Data about app and page elements:

_ _ _ _ _ _ _

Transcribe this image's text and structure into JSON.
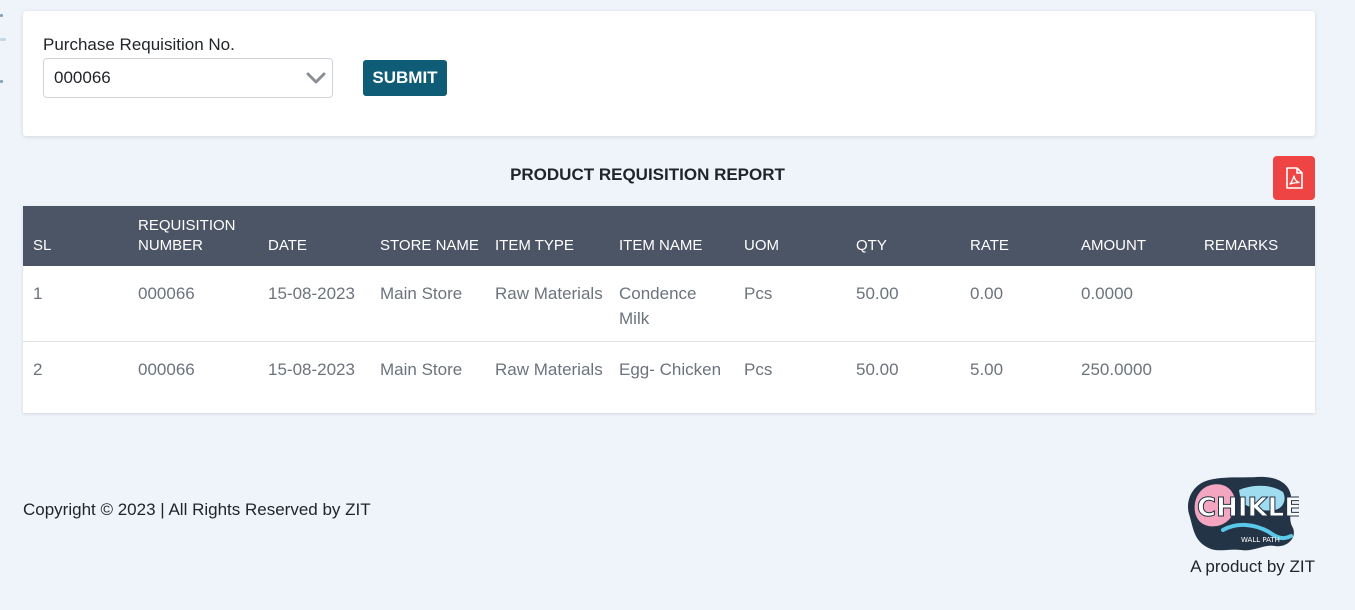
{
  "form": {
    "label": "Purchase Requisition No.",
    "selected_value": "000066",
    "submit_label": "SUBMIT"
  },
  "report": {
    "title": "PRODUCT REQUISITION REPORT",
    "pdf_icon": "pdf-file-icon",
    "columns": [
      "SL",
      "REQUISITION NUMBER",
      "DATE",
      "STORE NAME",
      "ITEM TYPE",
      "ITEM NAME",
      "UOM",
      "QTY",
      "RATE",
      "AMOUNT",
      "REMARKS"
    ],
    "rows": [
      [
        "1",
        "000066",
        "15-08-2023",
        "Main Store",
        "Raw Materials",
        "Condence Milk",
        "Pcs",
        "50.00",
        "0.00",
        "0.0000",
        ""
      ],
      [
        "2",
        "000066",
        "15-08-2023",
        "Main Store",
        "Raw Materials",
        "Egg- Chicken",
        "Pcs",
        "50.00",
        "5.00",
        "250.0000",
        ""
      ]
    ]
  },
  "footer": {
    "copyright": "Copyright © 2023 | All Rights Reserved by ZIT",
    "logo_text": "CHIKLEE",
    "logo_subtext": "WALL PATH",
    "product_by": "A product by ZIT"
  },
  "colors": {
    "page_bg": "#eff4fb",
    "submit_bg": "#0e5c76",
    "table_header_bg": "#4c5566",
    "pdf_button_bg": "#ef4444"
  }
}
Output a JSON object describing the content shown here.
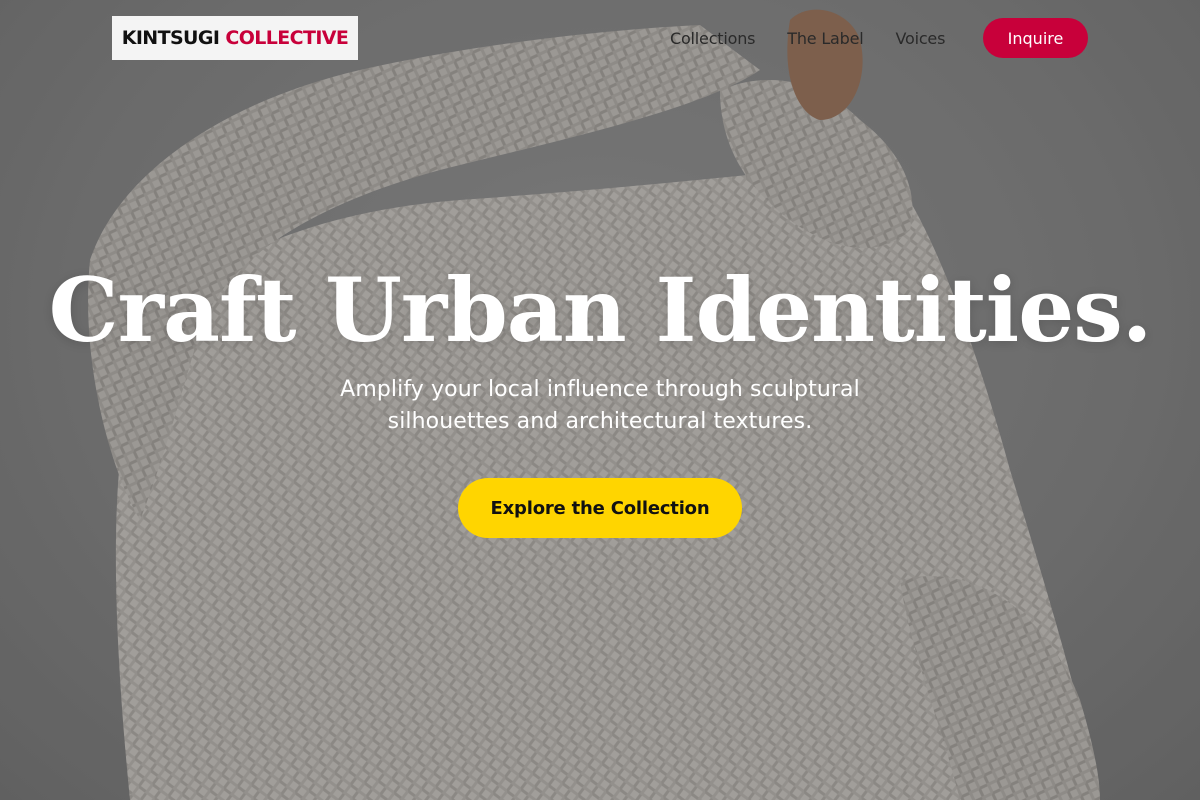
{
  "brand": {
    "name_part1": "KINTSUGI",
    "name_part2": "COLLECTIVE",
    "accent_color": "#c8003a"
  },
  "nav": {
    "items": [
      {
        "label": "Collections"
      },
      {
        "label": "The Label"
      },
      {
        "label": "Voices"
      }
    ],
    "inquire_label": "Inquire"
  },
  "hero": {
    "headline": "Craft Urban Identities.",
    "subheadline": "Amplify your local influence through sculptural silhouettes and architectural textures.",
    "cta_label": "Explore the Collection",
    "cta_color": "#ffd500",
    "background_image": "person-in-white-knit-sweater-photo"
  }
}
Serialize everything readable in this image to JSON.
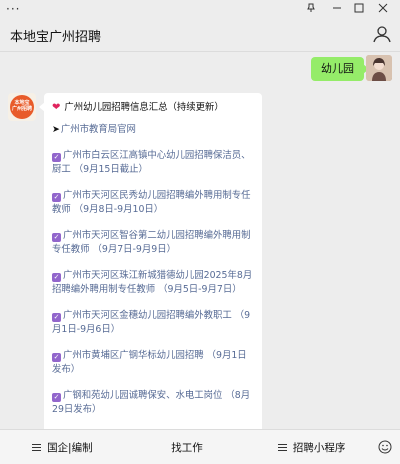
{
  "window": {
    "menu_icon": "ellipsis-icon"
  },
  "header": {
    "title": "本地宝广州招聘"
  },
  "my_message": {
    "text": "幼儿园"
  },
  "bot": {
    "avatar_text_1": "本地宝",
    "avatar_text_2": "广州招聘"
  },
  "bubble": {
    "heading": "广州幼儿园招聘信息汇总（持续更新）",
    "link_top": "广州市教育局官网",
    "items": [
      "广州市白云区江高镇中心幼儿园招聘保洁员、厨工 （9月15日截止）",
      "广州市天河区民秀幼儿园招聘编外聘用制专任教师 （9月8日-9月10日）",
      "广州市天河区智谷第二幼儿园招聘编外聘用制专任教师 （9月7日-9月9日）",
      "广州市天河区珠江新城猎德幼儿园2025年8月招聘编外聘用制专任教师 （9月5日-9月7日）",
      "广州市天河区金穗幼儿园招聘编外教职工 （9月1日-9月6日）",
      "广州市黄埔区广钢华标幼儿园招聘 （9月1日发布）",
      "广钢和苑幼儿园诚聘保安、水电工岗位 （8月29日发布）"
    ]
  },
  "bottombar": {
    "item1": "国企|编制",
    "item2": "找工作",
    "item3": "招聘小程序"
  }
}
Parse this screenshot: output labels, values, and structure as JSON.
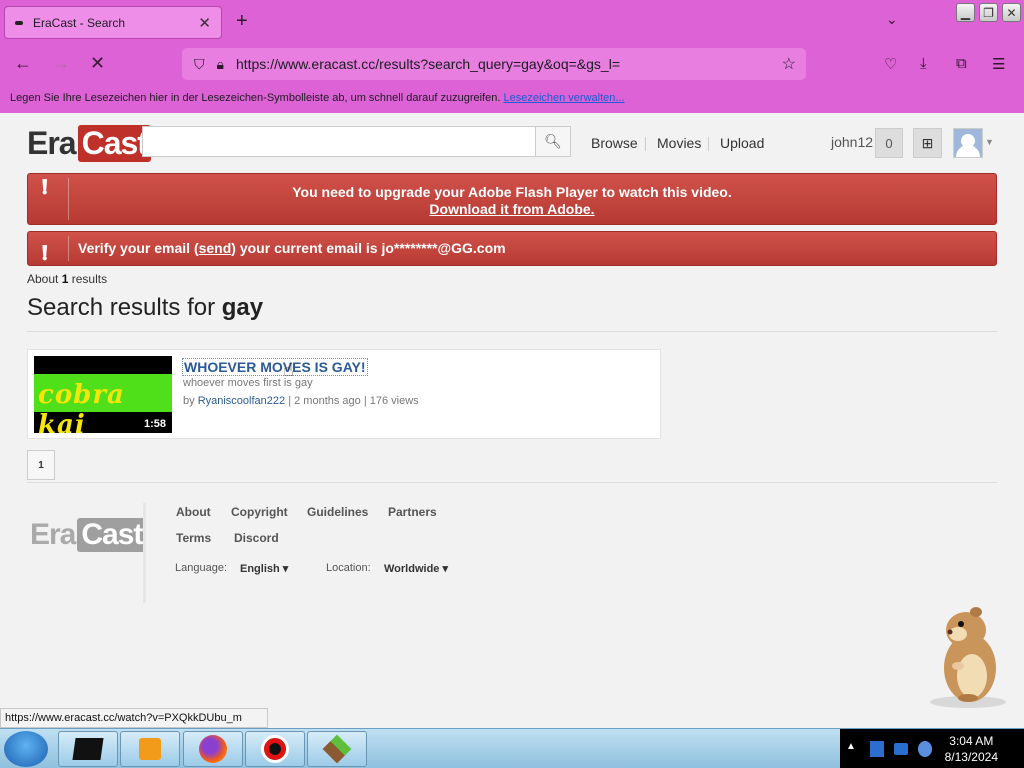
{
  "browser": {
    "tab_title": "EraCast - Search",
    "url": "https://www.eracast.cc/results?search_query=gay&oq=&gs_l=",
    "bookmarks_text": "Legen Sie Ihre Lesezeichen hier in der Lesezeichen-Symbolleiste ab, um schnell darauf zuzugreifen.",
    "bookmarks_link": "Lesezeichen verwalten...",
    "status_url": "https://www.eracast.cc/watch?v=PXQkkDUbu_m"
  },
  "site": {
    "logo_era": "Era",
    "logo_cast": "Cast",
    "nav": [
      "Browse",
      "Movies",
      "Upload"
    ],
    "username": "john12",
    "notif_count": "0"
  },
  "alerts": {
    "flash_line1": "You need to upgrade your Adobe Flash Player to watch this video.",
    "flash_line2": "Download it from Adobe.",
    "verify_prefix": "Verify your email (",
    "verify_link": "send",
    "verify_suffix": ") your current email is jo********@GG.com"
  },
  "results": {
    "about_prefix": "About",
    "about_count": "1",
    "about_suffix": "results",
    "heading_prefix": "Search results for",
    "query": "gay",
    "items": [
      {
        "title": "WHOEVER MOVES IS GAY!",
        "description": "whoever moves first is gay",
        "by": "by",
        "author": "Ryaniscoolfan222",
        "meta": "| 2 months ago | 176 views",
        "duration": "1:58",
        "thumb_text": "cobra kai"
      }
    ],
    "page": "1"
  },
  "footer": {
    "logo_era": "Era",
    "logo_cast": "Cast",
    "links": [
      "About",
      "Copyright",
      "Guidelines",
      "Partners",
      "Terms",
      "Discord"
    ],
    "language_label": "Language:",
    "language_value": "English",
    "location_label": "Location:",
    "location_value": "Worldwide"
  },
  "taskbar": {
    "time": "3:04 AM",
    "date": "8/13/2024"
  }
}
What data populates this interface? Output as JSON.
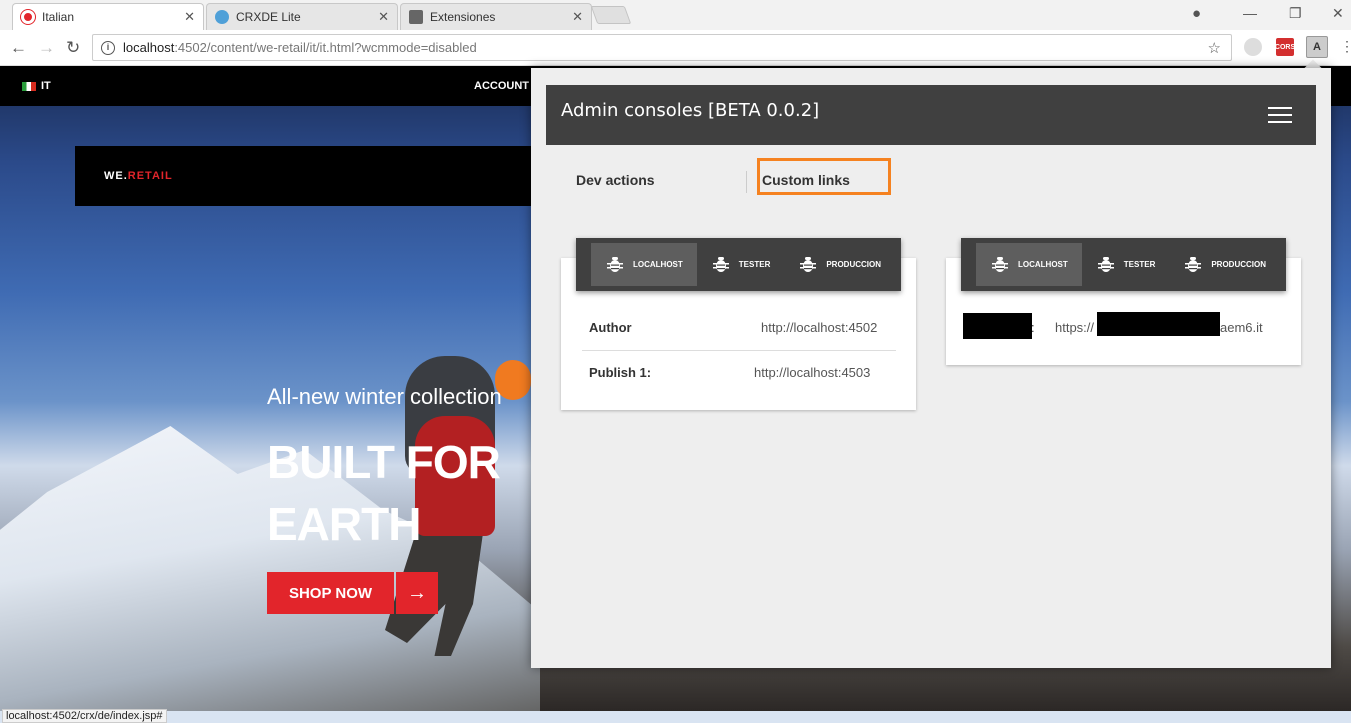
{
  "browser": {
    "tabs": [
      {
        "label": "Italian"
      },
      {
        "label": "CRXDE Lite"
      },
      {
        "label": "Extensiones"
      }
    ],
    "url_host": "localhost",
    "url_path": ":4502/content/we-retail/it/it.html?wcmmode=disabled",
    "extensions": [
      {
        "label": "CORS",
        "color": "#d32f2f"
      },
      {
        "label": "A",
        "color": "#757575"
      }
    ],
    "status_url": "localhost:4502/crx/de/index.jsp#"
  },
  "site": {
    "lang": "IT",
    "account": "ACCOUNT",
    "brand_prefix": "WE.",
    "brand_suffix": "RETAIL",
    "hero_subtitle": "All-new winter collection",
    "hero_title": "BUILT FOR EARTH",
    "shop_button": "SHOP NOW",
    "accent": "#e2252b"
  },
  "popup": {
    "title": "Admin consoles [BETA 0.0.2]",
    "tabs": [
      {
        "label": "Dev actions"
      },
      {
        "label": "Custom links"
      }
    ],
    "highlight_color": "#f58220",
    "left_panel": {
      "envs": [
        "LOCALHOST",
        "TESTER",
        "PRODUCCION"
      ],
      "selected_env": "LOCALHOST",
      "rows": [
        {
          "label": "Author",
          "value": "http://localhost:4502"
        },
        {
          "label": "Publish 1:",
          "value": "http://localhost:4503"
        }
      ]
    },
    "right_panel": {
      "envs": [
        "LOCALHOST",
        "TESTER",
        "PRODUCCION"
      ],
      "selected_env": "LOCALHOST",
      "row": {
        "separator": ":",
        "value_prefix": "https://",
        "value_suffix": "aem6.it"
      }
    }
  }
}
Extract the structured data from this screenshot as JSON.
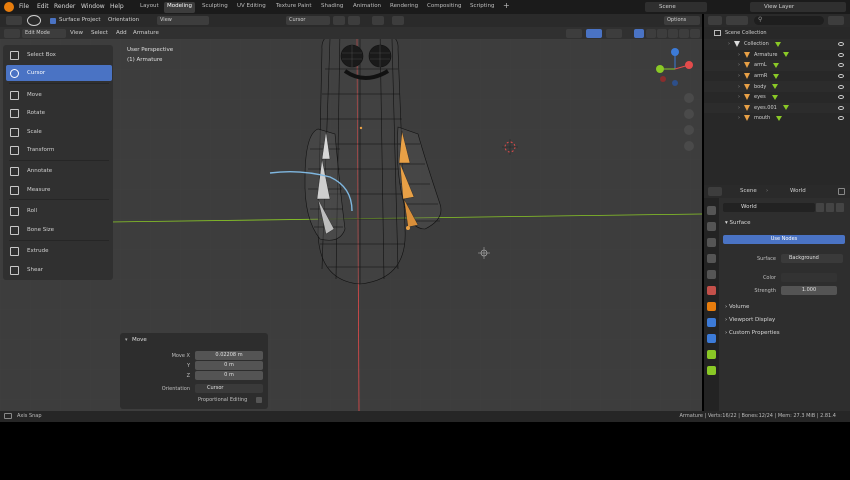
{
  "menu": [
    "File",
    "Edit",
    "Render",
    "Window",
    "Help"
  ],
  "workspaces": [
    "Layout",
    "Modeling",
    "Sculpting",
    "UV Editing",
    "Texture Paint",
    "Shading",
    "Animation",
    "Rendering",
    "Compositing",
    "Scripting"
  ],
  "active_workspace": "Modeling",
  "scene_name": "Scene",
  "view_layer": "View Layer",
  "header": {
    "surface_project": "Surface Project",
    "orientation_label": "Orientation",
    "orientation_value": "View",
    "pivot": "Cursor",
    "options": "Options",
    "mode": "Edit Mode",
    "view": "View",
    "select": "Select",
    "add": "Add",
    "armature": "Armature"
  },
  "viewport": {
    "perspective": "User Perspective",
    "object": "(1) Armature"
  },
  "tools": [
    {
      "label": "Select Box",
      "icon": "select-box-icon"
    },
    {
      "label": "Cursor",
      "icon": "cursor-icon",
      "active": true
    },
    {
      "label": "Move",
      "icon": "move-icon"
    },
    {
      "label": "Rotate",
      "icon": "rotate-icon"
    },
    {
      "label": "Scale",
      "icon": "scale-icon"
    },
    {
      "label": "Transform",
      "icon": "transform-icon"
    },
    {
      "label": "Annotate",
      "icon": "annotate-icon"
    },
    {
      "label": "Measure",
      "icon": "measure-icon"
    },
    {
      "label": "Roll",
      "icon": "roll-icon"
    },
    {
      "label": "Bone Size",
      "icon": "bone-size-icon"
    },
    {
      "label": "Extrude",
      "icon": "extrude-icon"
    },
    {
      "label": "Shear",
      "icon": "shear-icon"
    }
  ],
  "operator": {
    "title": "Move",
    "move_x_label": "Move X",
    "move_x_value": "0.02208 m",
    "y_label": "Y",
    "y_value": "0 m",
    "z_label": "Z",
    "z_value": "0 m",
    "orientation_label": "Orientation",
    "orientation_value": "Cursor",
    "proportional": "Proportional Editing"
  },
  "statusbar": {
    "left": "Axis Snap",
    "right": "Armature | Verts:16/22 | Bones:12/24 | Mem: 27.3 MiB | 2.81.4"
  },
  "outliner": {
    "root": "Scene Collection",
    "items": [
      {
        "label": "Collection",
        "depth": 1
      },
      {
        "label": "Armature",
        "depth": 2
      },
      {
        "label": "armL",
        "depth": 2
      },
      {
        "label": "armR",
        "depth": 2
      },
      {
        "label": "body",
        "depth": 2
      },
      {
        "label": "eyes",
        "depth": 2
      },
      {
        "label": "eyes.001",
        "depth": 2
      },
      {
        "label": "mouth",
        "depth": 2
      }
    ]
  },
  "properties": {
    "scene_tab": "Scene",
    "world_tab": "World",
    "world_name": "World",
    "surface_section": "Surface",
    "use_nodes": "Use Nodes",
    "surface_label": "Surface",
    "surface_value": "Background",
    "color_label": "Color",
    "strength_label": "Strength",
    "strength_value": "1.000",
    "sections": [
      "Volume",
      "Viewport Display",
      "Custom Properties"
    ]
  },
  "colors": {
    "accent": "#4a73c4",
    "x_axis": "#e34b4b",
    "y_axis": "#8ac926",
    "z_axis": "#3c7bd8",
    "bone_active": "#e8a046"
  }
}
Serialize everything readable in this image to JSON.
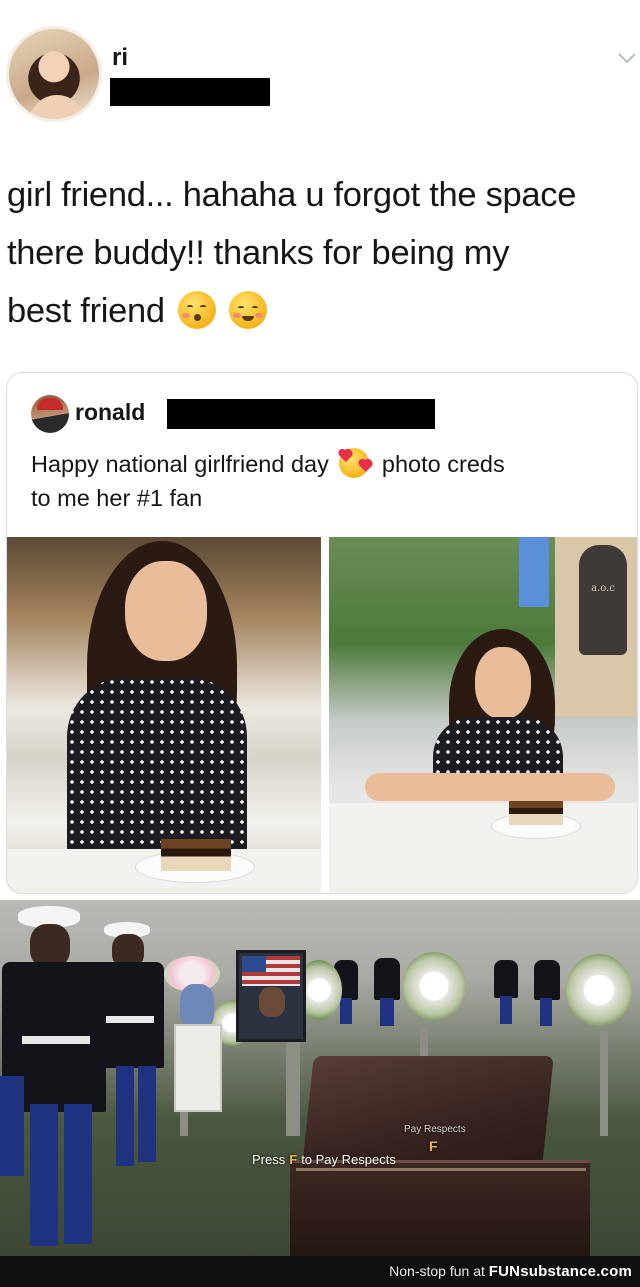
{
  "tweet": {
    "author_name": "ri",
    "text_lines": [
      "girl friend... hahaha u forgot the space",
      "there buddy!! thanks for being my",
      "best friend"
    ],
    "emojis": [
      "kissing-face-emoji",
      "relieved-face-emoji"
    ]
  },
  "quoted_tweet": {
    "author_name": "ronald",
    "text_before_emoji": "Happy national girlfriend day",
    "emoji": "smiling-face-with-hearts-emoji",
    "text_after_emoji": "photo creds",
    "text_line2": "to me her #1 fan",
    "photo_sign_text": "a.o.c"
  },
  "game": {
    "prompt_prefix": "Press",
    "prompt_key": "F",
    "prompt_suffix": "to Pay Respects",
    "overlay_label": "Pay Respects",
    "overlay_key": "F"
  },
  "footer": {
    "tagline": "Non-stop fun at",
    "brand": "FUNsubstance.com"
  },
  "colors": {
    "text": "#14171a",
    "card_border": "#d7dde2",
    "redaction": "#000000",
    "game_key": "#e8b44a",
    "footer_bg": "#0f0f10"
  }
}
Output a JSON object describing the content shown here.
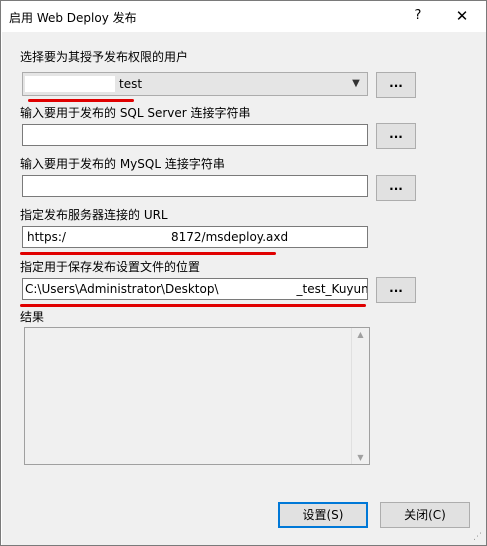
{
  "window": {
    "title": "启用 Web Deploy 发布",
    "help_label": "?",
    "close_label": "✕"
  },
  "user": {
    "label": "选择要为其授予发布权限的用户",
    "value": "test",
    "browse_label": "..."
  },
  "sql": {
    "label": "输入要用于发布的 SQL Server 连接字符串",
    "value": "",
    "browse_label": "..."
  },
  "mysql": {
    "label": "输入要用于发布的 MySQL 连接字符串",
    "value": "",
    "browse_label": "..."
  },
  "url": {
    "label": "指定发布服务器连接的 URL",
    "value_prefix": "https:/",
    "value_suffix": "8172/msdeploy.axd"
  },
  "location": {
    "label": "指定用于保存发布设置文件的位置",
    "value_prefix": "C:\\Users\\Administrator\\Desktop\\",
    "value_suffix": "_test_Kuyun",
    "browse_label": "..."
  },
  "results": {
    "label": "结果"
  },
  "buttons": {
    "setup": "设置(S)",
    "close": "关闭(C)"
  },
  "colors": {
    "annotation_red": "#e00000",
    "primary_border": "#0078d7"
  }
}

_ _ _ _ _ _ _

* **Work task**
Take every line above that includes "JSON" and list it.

* **Solution below**
Transcribe this image's text and structure into JSON.
Output a JSON object describing the content shown here.
Serialize everything readable in this image to JSON.
Parse this screenshot: output labels, values, and structure as JSON.
What data populates this interface? Output as JSON.
Extract the structured data from this screenshot as JSON.
Serialize everything readable in this image to JSON.
Output a JSON object describing the content shown here.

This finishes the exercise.